Copy out each line of the data that holds the word "What".

Data about app and page elements

______

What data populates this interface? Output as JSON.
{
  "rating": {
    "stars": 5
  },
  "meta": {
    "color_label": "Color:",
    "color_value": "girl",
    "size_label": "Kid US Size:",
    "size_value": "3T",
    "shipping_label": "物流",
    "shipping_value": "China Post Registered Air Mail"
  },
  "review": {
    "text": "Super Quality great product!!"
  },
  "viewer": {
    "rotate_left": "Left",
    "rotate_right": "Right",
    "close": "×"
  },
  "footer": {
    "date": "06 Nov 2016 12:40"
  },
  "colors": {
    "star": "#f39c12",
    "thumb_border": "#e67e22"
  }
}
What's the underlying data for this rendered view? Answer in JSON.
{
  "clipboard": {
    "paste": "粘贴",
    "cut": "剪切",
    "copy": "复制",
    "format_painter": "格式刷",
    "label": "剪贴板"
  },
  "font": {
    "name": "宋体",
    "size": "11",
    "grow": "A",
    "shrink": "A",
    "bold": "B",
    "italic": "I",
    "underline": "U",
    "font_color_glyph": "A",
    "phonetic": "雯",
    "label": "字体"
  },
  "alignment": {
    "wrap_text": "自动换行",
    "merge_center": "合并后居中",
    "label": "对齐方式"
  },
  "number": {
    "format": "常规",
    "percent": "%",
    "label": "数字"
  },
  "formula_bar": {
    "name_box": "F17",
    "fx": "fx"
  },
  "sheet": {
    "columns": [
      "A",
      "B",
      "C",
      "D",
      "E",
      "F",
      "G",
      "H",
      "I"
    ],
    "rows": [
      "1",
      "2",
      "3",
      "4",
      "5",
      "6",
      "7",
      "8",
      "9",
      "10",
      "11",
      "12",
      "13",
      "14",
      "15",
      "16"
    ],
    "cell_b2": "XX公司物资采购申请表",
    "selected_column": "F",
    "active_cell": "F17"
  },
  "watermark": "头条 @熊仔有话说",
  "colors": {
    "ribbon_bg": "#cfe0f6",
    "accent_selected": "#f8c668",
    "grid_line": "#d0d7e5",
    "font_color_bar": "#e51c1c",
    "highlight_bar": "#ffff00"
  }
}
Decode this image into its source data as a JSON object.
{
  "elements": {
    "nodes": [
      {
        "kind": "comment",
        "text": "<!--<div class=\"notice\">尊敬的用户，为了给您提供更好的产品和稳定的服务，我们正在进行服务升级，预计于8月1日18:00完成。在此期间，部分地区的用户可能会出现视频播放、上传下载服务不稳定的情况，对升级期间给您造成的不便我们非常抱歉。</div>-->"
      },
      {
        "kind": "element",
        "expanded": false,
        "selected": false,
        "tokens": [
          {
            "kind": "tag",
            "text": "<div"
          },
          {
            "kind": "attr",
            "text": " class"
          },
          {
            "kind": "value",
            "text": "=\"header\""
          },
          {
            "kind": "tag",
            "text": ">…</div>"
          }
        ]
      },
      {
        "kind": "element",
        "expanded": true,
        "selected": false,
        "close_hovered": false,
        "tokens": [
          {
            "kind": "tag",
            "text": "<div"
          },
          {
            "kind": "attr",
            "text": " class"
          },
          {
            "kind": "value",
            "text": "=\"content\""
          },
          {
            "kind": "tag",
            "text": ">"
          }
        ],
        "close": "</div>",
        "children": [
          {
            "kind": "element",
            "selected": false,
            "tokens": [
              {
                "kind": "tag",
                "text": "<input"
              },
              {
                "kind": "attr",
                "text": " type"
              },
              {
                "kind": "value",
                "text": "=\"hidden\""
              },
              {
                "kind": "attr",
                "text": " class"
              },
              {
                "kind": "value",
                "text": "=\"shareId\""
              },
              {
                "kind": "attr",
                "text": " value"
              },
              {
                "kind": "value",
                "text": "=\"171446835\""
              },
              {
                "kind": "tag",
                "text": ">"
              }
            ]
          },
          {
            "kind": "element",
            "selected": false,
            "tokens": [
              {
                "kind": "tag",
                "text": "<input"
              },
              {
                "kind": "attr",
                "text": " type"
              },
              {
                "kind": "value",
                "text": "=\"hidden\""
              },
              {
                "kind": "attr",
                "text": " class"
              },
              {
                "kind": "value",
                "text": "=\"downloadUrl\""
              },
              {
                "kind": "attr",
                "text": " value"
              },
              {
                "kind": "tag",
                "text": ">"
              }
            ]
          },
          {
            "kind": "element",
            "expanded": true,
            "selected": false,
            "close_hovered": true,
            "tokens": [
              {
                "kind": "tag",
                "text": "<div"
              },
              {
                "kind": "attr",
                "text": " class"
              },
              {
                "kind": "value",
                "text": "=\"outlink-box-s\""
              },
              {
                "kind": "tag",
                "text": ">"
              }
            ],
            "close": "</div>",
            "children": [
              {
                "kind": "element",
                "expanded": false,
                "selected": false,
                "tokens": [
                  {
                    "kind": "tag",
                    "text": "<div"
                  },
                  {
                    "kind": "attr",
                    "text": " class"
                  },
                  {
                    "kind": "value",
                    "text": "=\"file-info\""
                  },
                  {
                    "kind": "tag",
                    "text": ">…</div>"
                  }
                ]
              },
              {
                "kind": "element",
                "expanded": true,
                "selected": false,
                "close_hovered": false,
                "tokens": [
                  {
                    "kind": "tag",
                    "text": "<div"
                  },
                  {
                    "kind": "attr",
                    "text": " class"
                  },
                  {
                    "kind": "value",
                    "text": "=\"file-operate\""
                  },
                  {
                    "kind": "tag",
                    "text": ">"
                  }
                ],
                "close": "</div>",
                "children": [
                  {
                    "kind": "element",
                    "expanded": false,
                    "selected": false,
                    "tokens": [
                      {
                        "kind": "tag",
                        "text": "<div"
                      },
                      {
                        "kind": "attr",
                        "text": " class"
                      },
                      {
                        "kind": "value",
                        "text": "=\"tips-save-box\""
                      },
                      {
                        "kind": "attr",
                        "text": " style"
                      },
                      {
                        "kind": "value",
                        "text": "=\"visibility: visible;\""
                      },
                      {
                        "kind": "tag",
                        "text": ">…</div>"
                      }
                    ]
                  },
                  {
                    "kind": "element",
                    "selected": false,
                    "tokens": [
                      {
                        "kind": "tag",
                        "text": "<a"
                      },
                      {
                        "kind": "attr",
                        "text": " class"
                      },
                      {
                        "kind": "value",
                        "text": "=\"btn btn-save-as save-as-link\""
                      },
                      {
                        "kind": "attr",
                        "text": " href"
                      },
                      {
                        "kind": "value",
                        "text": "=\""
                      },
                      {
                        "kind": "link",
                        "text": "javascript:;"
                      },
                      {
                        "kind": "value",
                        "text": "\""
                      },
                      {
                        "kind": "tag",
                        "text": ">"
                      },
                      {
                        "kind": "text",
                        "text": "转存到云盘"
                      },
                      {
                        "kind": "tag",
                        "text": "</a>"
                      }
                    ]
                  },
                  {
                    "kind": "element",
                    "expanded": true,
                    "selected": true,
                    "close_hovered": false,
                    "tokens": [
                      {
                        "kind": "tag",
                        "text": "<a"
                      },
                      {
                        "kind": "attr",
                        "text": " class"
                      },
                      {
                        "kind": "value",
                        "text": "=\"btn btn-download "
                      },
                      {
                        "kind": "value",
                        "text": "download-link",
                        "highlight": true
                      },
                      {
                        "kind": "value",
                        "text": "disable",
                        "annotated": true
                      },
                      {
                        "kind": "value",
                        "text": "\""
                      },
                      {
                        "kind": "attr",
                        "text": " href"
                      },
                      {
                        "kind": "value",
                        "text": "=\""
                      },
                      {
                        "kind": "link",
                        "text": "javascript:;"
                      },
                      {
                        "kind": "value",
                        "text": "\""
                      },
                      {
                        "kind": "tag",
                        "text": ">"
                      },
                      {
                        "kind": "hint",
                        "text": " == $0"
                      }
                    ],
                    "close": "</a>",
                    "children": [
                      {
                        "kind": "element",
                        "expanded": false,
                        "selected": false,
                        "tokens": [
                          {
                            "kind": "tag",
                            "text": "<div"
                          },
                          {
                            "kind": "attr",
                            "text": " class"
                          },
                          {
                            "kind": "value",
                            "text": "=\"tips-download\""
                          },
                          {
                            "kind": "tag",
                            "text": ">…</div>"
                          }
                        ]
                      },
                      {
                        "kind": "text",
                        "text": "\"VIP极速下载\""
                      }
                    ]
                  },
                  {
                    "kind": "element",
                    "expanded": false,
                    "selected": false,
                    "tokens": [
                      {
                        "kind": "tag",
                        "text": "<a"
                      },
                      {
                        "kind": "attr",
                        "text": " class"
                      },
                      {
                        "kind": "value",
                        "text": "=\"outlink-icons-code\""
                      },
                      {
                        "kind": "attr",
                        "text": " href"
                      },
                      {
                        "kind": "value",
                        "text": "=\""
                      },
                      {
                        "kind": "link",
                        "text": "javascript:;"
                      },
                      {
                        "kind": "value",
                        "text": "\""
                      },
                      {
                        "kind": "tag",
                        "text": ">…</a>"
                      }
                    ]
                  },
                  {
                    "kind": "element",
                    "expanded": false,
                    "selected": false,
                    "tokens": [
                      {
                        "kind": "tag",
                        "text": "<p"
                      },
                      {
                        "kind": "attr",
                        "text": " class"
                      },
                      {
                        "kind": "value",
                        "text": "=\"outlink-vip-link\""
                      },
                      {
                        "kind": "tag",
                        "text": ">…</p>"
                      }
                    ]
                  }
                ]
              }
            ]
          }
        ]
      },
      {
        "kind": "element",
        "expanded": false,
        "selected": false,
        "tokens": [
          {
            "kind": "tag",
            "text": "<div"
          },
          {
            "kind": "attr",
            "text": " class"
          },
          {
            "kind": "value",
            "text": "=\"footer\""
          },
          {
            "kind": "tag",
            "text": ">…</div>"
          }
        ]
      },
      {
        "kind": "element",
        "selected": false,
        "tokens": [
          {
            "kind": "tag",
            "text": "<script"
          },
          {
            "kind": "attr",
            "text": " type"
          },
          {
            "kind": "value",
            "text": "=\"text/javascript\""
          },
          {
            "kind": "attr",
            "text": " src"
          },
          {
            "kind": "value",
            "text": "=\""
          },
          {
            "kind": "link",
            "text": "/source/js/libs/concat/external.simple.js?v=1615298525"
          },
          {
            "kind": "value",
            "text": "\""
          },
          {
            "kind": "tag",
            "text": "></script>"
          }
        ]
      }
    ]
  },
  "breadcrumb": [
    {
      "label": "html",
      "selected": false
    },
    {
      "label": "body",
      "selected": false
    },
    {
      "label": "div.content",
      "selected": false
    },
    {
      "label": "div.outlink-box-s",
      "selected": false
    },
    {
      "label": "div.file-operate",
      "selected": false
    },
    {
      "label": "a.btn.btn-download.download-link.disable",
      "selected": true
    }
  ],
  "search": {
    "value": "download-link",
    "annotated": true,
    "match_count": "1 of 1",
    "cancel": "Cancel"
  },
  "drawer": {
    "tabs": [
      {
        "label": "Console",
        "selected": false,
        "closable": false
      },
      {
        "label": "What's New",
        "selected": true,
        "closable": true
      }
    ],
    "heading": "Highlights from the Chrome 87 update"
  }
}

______

◆ **Output of the exercise**
What data populates this interface? Output as JSON.
What's the underlying data for this rendered view? Answer in JSON.
        "label": "What's New",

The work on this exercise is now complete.